[Opening INFORMATION GIVEN section]
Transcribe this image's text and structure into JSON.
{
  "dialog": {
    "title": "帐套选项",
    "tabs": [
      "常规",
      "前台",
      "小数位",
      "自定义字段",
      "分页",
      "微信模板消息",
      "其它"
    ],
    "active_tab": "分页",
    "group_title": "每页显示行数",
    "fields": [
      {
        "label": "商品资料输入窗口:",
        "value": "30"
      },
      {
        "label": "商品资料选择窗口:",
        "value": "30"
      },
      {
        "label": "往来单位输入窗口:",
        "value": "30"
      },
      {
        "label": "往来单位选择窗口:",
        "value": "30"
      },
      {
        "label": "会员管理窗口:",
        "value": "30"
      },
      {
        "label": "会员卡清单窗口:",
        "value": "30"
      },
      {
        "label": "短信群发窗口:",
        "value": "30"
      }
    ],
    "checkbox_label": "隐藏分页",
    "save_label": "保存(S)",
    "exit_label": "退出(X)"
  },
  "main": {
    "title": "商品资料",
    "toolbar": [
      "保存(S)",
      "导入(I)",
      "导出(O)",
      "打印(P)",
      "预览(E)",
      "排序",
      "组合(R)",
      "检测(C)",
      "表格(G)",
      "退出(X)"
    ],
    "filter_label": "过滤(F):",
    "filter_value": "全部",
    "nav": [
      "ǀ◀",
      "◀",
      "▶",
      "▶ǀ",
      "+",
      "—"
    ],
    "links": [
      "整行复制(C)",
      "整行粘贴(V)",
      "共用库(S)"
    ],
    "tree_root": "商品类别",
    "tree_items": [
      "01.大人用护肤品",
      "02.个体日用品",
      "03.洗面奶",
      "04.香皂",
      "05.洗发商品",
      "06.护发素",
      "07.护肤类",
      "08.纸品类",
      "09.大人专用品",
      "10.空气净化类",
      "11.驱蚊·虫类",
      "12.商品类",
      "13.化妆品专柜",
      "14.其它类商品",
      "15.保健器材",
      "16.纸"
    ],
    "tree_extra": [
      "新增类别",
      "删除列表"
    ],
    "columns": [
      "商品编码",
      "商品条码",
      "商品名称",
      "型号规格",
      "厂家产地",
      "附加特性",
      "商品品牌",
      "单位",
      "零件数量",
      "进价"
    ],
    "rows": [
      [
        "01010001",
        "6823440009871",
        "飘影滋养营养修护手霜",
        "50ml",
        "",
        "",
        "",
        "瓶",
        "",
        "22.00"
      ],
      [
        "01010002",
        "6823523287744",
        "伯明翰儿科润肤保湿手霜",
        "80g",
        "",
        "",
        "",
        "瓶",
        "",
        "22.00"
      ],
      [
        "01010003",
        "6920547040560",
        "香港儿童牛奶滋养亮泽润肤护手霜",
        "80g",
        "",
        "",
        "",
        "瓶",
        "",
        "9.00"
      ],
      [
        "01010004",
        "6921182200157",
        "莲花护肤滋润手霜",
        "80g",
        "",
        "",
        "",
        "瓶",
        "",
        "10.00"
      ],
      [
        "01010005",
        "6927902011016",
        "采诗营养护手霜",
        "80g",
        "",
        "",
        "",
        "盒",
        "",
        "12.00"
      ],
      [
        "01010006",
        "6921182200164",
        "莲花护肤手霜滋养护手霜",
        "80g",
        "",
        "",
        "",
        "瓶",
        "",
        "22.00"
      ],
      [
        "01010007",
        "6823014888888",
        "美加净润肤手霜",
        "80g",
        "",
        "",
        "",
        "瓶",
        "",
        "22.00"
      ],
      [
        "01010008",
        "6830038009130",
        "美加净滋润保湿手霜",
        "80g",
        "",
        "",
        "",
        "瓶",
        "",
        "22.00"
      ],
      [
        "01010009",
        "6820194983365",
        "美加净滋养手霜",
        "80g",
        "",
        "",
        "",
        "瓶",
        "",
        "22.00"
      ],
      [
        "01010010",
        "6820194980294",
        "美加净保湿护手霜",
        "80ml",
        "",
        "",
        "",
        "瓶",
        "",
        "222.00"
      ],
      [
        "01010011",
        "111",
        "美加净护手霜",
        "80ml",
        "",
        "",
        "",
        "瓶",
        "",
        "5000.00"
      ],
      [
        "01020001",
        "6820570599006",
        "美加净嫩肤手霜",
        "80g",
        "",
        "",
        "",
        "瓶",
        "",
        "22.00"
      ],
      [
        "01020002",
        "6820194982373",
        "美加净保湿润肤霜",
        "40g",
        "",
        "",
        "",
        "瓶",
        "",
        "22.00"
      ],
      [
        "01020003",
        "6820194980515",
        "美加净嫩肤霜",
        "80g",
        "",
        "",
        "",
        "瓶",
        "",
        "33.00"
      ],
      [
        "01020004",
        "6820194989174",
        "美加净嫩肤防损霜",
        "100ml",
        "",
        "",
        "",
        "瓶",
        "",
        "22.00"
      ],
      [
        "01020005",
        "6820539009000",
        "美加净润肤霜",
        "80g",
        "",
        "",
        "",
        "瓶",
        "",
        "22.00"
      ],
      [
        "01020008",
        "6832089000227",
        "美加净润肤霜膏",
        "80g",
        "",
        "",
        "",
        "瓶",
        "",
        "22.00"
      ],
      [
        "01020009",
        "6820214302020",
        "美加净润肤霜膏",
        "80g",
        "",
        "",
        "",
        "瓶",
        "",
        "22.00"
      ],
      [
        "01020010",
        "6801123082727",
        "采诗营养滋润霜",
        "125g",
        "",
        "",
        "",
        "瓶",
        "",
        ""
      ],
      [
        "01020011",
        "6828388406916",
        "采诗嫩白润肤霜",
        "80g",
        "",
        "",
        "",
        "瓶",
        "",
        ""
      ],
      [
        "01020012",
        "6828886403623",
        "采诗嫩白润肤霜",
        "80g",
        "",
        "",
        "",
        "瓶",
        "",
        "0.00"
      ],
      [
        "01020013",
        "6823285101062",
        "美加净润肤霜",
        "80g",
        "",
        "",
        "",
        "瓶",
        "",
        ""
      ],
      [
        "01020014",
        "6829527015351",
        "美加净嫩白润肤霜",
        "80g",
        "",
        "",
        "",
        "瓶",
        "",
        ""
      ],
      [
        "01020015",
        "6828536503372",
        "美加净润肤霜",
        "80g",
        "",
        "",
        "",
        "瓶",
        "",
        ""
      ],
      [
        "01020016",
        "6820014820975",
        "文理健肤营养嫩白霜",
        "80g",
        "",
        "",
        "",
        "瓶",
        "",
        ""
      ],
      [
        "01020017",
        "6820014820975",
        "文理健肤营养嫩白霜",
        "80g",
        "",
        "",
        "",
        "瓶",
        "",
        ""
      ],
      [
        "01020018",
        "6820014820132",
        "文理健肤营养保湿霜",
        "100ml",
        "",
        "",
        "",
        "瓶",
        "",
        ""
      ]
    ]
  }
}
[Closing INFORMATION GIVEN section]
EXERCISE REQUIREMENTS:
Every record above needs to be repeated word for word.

YOUR RESPONSE:
Transcribe this image's text and structure into JSON.
{
  "dialog": {
    "title": "帐套选项",
    "tabs": [
      "常规",
      "前台",
      "小数位",
      "自定义字段",
      "分页",
      "微信模板消息",
      "其它"
    ],
    "active_tab": "分页",
    "group_title": "每页显示行数",
    "fields": [
      {
        "label": "商品资料输入窗口:",
        "value": "30"
      },
      {
        "label": "商品资料选择窗口:",
        "value": "30"
      },
      {
        "label": "往来单位输入窗口:",
        "value": "30"
      },
      {
        "label": "往来单位选择窗口:",
        "value": "30"
      },
      {
        "label": "会员管理窗口:",
        "value": "30"
      },
      {
        "label": "会员卡清单窗口:",
        "value": "30"
      },
      {
        "label": "短信群发窗口:",
        "value": "30"
      }
    ],
    "checkbox_label": "隐藏分页",
    "save_label": "保存(S)",
    "exit_label": "退出(X)"
  },
  "main": {
    "title": "商品资料",
    "toolbar": [
      "保存(S)",
      "导入(I)",
      "导出(O)",
      "打印(P)",
      "预览(E)",
      "排序",
      "组合(R)",
      "检测(C)",
      "表格(G)",
      "退出(X)"
    ],
    "filter_label": "过滤(F):",
    "filter_value": "全部",
    "nav": [
      "ǀ◀",
      "◀",
      "▶",
      "▶ǀ",
      "+",
      "—"
    ],
    "links": [
      "整行复制(C)",
      "整行粘贴(V)",
      "共用库(S)"
    ],
    "tree_root": "商品类别",
    "tree_items": [
      "01.大人用护肤品",
      "02.个体日用品",
      "03.洗面奶",
      "04.香皂",
      "05.洗发商品",
      "06.护发素",
      "07.护肤类",
      "08.纸品类",
      "09.大人专用品",
      "10.空气净化类",
      "11.驱蚊·虫类",
      "12.商品类",
      "13.化妆品专柜",
      "14.其它类商品",
      "15.保健器材",
      "16.纸"
    ],
    "tree_extra": [
      "新增类别",
      "删除列表"
    ],
    "columns": [
      "商品编码",
      "商品条码",
      "商品名称",
      "型号规格",
      "厂家产地",
      "附加特性",
      "商品品牌",
      "单位",
      "零件数量",
      "进价"
    ],
    "rows": [
      [
        "01010001",
        "6823440009871",
        "飘影滋养营养修护手霜",
        "50ml",
        "",
        "",
        "",
        "瓶",
        "",
        "22.00"
      ],
      [
        "01010002",
        "6823523287744",
        "伯明翰儿科润肤保湿手霜",
        "80g",
        "",
        "",
        "",
        "瓶",
        "",
        "22.00"
      ],
      [
        "01010003",
        "6920547040560",
        "香港儿童牛奶滋养亮泽润肤护手霜",
        "80g",
        "",
        "",
        "",
        "瓶",
        "",
        "9.00"
      ],
      [
        "01010004",
        "6921182200157",
        "莲花护肤滋润手霜",
        "80g",
        "",
        "",
        "",
        "瓶",
        "",
        "10.00"
      ],
      [
        "01010005",
        "6927902011016",
        "采诗营养护手霜",
        "80g",
        "",
        "",
        "",
        "盒",
        "",
        "12.00"
      ],
      [
        "01010006",
        "6921182200164",
        "莲花护肤手霜滋养护手霜",
        "80g",
        "",
        "",
        "",
        "瓶",
        "",
        "22.00"
      ],
      [
        "01010007",
        "6823014888888",
        "美加净润肤手霜",
        "80g",
        "",
        "",
        "",
        "瓶",
        "",
        "22.00"
      ],
      [
        "01010008",
        "6830038009130",
        "美加净滋润保湿手霜",
        "80g",
        "",
        "",
        "",
        "瓶",
        "",
        "22.00"
      ],
      [
        "01010009",
        "6820194983365",
        "美加净滋养手霜",
        "80g",
        "",
        "",
        "",
        "瓶",
        "",
        "22.00"
      ],
      [
        "01010010",
        "6820194980294",
        "美加净保湿护手霜",
        "80ml",
        "",
        "",
        "",
        "瓶",
        "",
        "222.00"
      ],
      [
        "01010011",
        "111",
        "美加净护手霜",
        "80ml",
        "",
        "",
        "",
        "瓶",
        "",
        "5000.00"
      ],
      [
        "01020001",
        "6820570599006",
        "美加净嫩肤手霜",
        "80g",
        "",
        "",
        "",
        "瓶",
        "",
        "22.00"
      ],
      [
        "01020002",
        "6820194982373",
        "美加净保湿润肤霜",
        "40g",
        "",
        "",
        "",
        "瓶",
        "",
        "22.00"
      ],
      [
        "01020003",
        "6820194980515",
        "美加净嫩肤霜",
        "80g",
        "",
        "",
        "",
        "瓶",
        "",
        "33.00"
      ],
      [
        "01020004",
        "6820194989174",
        "美加净嫩肤防损霜",
        "100ml",
        "",
        "",
        "",
        "瓶",
        "",
        "22.00"
      ],
      [
        "01020005",
        "6820539009000",
        "美加净润肤霜",
        "80g",
        "",
        "",
        "",
        "瓶",
        "",
        "22.00"
      ],
      [
        "01020008",
        "6832089000227",
        "美加净润肤霜膏",
        "80g",
        "",
        "",
        "",
        "瓶",
        "",
        "22.00"
      ],
      [
        "01020009",
        "6820214302020",
        "美加净润肤霜膏",
        "80g",
        "",
        "",
        "",
        "瓶",
        "",
        "22.00"
      ],
      [
        "01020010",
        "6801123082727",
        "采诗营养滋润霜",
        "125g",
        "",
        "",
        "",
        "瓶",
        "",
        ""
      ],
      [
        "01020011",
        "6828388406916",
        "采诗嫩白润肤霜",
        "80g",
        "",
        "",
        "",
        "瓶",
        "",
        ""
      ],
      [
        "01020012",
        "6828886403623",
        "采诗嫩白润肤霜",
        "80g",
        "",
        "",
        "",
        "瓶",
        "",
        "0.00"
      ],
      [
        "01020013",
        "6823285101062",
        "美加净润肤霜",
        "80g",
        "",
        "",
        "",
        "瓶",
        "",
        ""
      ],
      [
        "01020014",
        "6829527015351",
        "美加净嫩白润肤霜",
        "80g",
        "",
        "",
        "",
        "瓶",
        "",
        ""
      ],
      [
        "01020015",
        "6828536503372",
        "美加净润肤霜",
        "80g",
        "",
        "",
        "",
        "瓶",
        "",
        ""
      ],
      [
        "01020016",
        "6820014820975",
        "文理健肤营养嫩白霜",
        "80g",
        "",
        "",
        "",
        "瓶",
        "",
        ""
      ],
      [
        "01020017",
        "6820014820975",
        "文理健肤营养嫩白霜",
        "80g",
        "",
        "",
        "",
        "瓶",
        "",
        ""
      ],
      [
        "01020018",
        "6820014820132",
        "文理健肤营养保湿霜",
        "100ml",
        "",
        "",
        "",
        "瓶",
        "",
        ""
      ]
    ]
  }
}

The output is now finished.